3. The same “one central reason” standard for asylum applicants in Section 208(b)(1)(B)(i) of the INA, 8 U.S.C. § 1158(b)(1)(B)(i), applies to applicants seeking withholding of removal. Matter of C-T-L-, 25 I. & N. Dec. 341, 346 (BIA 2010); see also Gonzalez-Posadas v. Attorney Gen., 781 F.3d 677, 685 n.6 (3d Cir. 2015) (adopting Matter of C-T-L-'s holding).
4. In support of his application, Sisiliano-Lopez submitted a declaration from his younger brother Alfredo. Alfredo averred that at school MS-13 members had threatened to kill him if he did not give them money. The next day, Gilmer, along with the same gang members told him that he and his family were going to die for what they had done. Alfredo also testified that Gilmer told him to join MS-13 and that if he did not they were going to kill him.
5. The IJ seems to have ignored that Sisiliano-Lopez's other sister Julia had problems with Gilmer. Julia averred that Gilmer molested her during the time she lived with him and Maria Raquel.
6. “Agencies are not free, under Chevron, to generate erratic, irreconcilable interpretations of their governing statutes ․ Consistency over time and across subjects is a relevant factor [under Chevron] when deciding whether the agency's current interpretation is ‘reasonable.’ ” Valdiviezo-Galdamez v. Attorney Gen., 663 F.3d 582, 604 (3d Cir. 2011) (alteration in original). “Although an agency can change or adapt its policies, it acts arbitrarily if it departs from its established precedents without announcing a principled reason for the departure․ [I]f it departs from an announced rule without explanation or an avowed alteration, such action could be viewed as arbitrary, capricious, [or] an abuse of discretion.” Johnson v. Ashcroft, 286 F.3d 696, 700 (3d Cir. 2002) (second alteration in original) (internal quotation marks omitted).

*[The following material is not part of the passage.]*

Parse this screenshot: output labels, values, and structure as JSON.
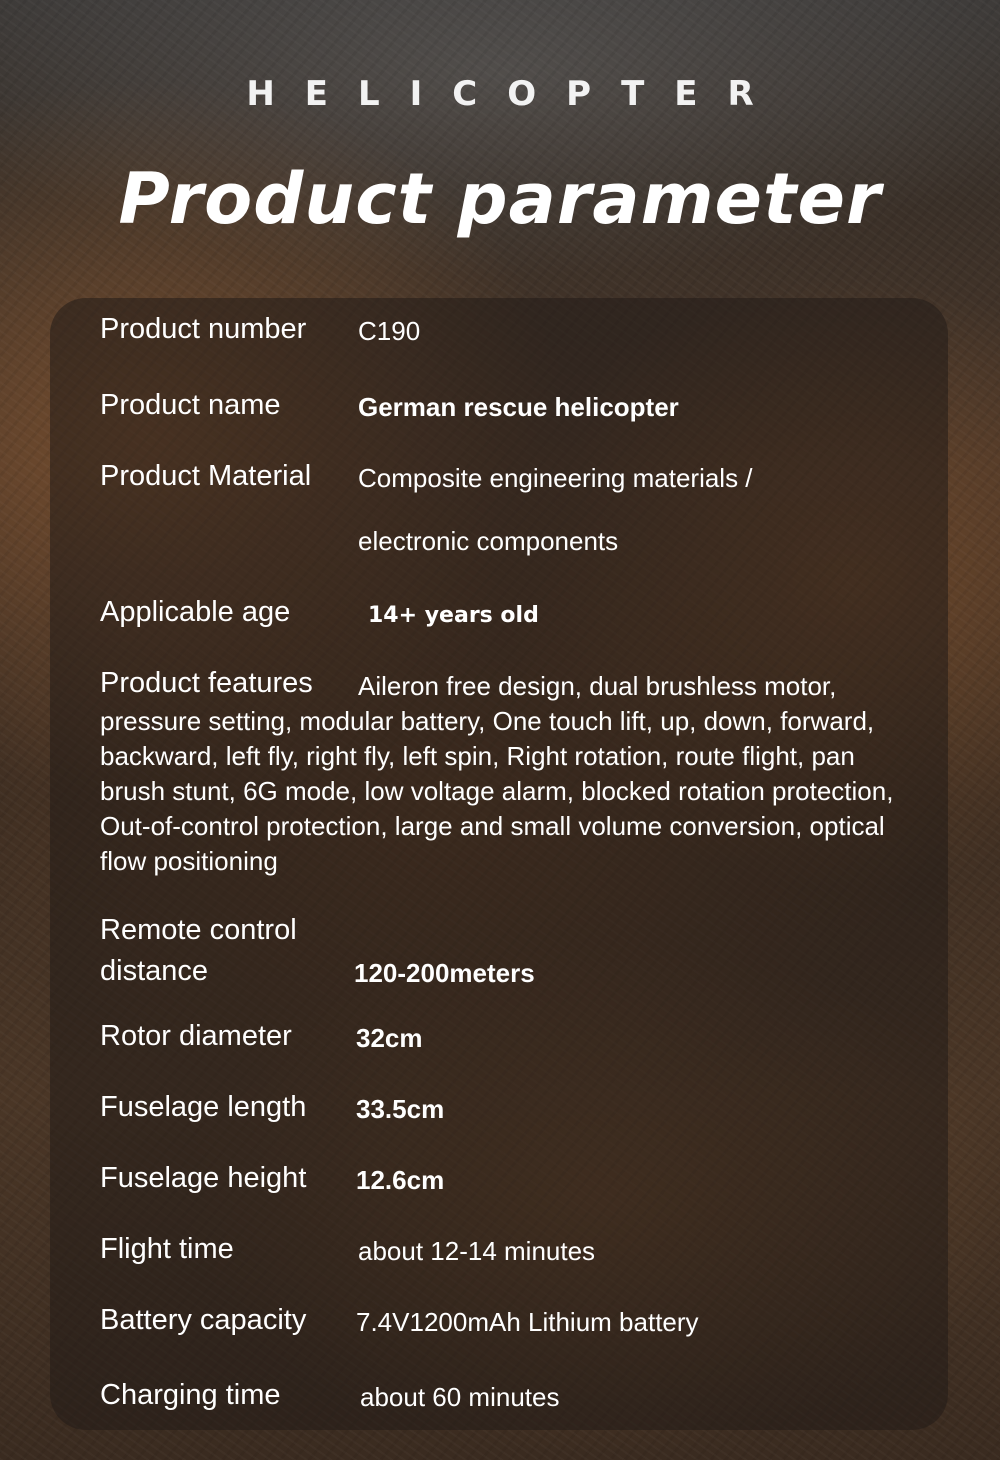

7. Sisiliano-Lopez also sought relief under the CAT, but does not appeal the IJ's denial of his CAT claims to the BIA. As a result, those claims are waived. See Laborers' Int'l Union of N. Am., AFL-CIO v. Foster Wheeler Energy Co., 26 F.3d 375, 398 (3d Cir. 1994).
GREENAWAY, JR., Circuit Judge.